Optima is a very recent addition to the German wine industry. It is a white grape variety that was invented in 1930 at the Geilweilerhof Institute of Grape Breeding at the Palatinate, Germany.
The grape received status for varietal protection in the 1970’s. Since then, the grape has become a popular sought after grape in Germany.
Almost 87% of Optima’s production now come from its parent country while a considerable share of some 13% is from Canadian vineyards.
Optima (from Latin ‘the best’), is an early ripening variety. This is due to its parent’s characteristics, both of which are early ripening.
It is a hardy variety, and it was designed to withstand poor soil types without compromising on the yield side.
It was, in fact, cultivated as a kind of ‘insurance’ grape for those farmers in the Rheinhessen region who could or were not in the means of affording expensive grape varieties
Optima have maintained its profitability and are one of the most popular hybrid grape varieties in Germany.
Origins of Optima
Optima was invented in 1930 at the Gielweilerhof Institute of Grape Breeding at Palatinate.
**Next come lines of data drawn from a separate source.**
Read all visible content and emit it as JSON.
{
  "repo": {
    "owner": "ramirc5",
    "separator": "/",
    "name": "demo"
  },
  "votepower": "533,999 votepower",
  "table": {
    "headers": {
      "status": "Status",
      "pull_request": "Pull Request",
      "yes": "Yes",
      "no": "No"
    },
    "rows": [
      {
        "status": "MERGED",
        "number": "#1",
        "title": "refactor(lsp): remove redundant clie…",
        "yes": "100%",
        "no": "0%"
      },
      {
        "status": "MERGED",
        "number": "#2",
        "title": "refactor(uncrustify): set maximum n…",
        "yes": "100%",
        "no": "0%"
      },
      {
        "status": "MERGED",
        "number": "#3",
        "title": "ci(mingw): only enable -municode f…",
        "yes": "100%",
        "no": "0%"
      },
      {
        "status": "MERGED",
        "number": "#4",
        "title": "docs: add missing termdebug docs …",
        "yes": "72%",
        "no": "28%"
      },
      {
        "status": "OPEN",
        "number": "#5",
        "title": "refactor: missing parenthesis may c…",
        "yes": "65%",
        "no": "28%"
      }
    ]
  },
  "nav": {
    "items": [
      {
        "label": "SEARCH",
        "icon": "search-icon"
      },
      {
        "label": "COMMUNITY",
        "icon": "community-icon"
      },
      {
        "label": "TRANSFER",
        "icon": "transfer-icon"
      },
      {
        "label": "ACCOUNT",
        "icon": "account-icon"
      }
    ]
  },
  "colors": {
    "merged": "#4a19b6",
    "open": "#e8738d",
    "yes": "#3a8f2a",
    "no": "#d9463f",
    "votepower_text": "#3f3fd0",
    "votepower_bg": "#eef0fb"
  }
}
Viticulturist Peter Morio invented this variety and the grape got legal protection status in 1970 and 1971.
It was first cultivated in the vineyards of Pfalz that spread to other parts of the country.
Optima was primarily designed to withstand severe weathers, as is the case with a lot of German wine grapes.
The geography of Rheinhessen is not very suitable for vine cultivation, so Optima was made to fill the gap for those farmers who wanted high yielding, affordable varieties with qualities that matched with grapes of known qualities.
Optima is thus a cheap option that produces quality wines. It could also be considered a good starting point for those thinking to enter the wine business, since Optima has always been an ‘insurance’ grape for many.
Today, it is one of the most popular hybrid varieties, although it is yet to make an impact in the European wine market.
One of the best examples of Optima wines is perhaps the Quail’s Gate, made in the Okanagan Valley of Canada.
It has been mischievously given several funny synonyms, but remains a very popular Optima wine.
Optima is also the parent of the Orion grape, that was acquired by crossing Optima with Villard Blanc.
Characteristics of Optima
Optima is a very early ripening variety and ripens earlier than Muller-Thurgau. It buds fairly late and this has made it very popular among farmers in the Mosel region.
As compared to its parent varieties, Optima is very resistant to frost damage, owing to its late budding quality.
It also has a reputation of developing very high sugar levels and has very high must weights, higher than Muller-Thurgau.
Aromatically, it is rich with aromas of peaches and pears, mixed with lime blossom. The grape has lower acid content than its parent grapes, so that makes up for fruity and mild wines.
Biologically, the grape has complete seeds and flowers are hermaphrodite, meaning that its male and female organs are included in a single flower itself, like most members of Vitis Vinifera.
Its biological name is Vitis Vinifera Linne, the last term indicating a possible French influence.
Like a lot of hybrid grape varieties, Optima has its own scientific name, that is also its synonym – known as Geilweilerhof 33-13-113 and also a shorter version Gf. 33-13-113.
These synonyms, however, are not for public purposes since these are its identification numbers in the institute they were first originated.
As of now, according to the vine database, 22 institutes hold Optima seeds for research purposes.
Most of them, recognised by their breeder institute code, are of German origin, while one is Austrian, Brazilian and two are being held at Japanese institutes while a considerable portion also exists in Italy, France and some in Hungary.
Michael is an online enthusiast, with a lot of knowledge about online marketing. Traveling around the world to hunt for the perfect wine. Latest on Sicily, where Etna has a huge impact on the taste, which is strong with a bitter aftertaste for the youngest wines, but older wines are fantastic. Drinking wine, and writing about them, are one the passions. Remember to drink responsibly 🙂